[Saved data entries]
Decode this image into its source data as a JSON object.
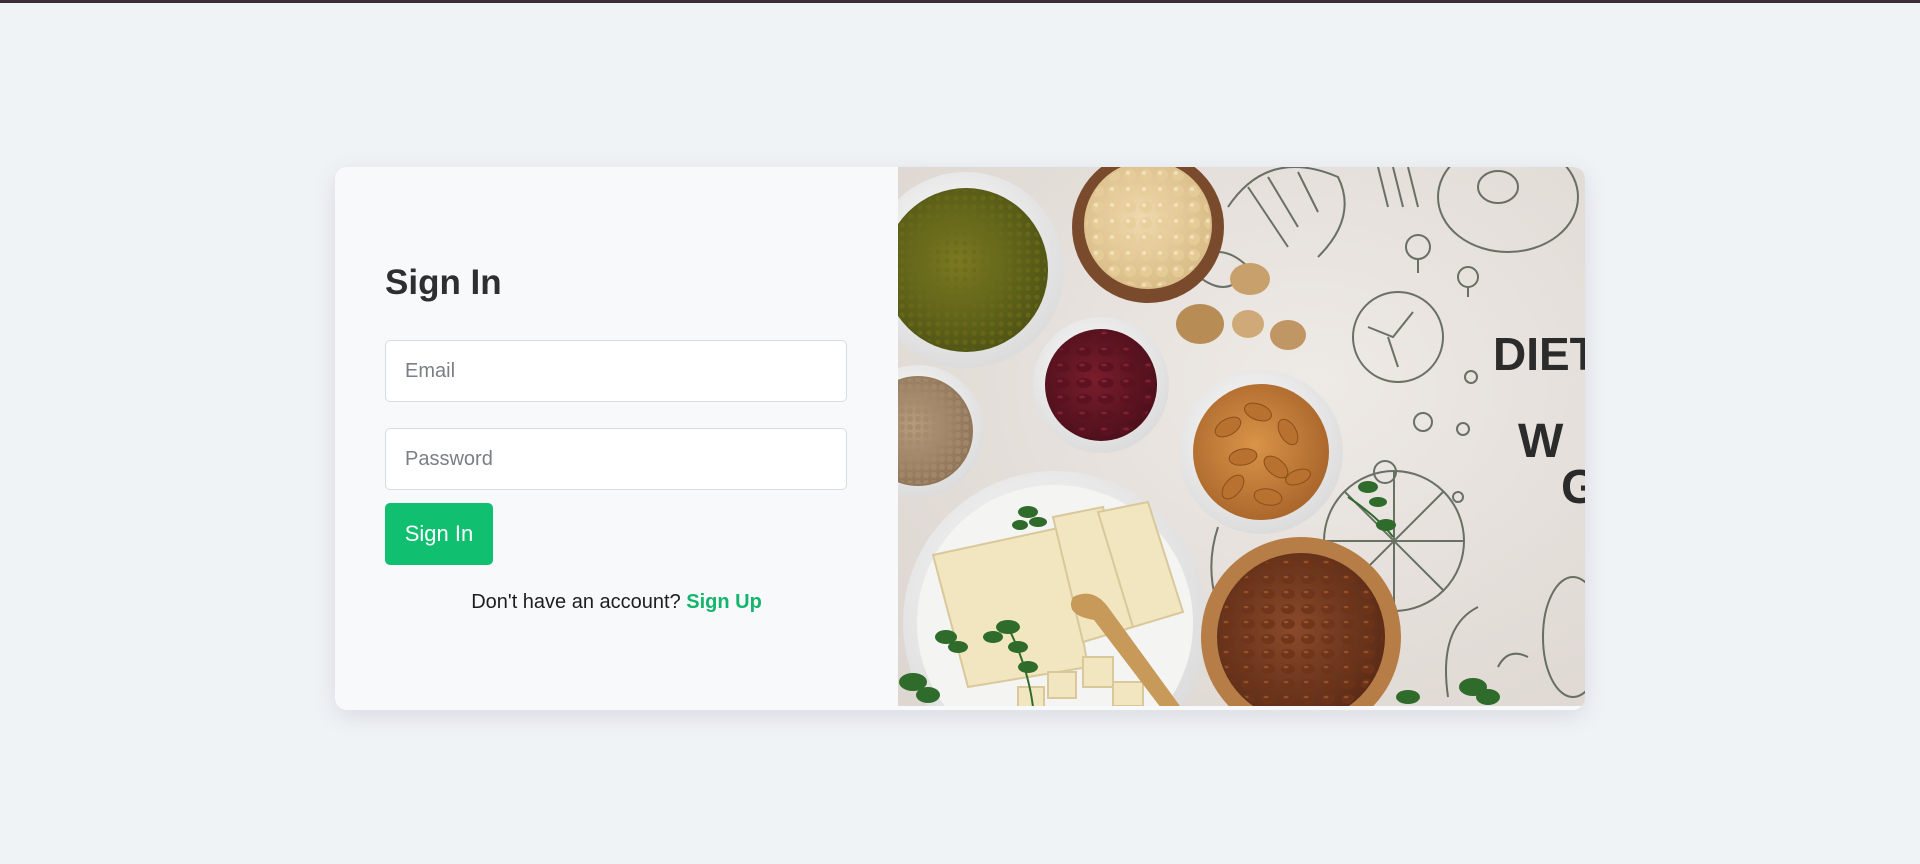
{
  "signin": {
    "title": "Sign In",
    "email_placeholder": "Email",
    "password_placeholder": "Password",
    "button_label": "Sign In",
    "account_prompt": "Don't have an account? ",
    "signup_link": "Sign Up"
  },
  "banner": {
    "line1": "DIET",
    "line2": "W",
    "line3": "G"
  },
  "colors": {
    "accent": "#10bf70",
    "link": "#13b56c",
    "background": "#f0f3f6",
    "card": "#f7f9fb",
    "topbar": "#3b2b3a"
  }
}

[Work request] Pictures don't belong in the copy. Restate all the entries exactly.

[Response to this task]
Decode this image into its source data as a JSON object.
{
  "signin": {
    "title": "Sign In",
    "email_placeholder": "Email",
    "password_placeholder": "Password",
    "button_label": "Sign In",
    "account_prompt": "Don't have an account? ",
    "signup_link": "Sign Up"
  },
  "banner": {
    "line1": "DIET",
    "line2": "W",
    "line3": "G"
  },
  "colors": {
    "accent": "#10bf70",
    "link": "#13b56c",
    "background": "#f0f3f6",
    "card": "#f7f9fb",
    "topbar": "#3b2b3a"
  }
}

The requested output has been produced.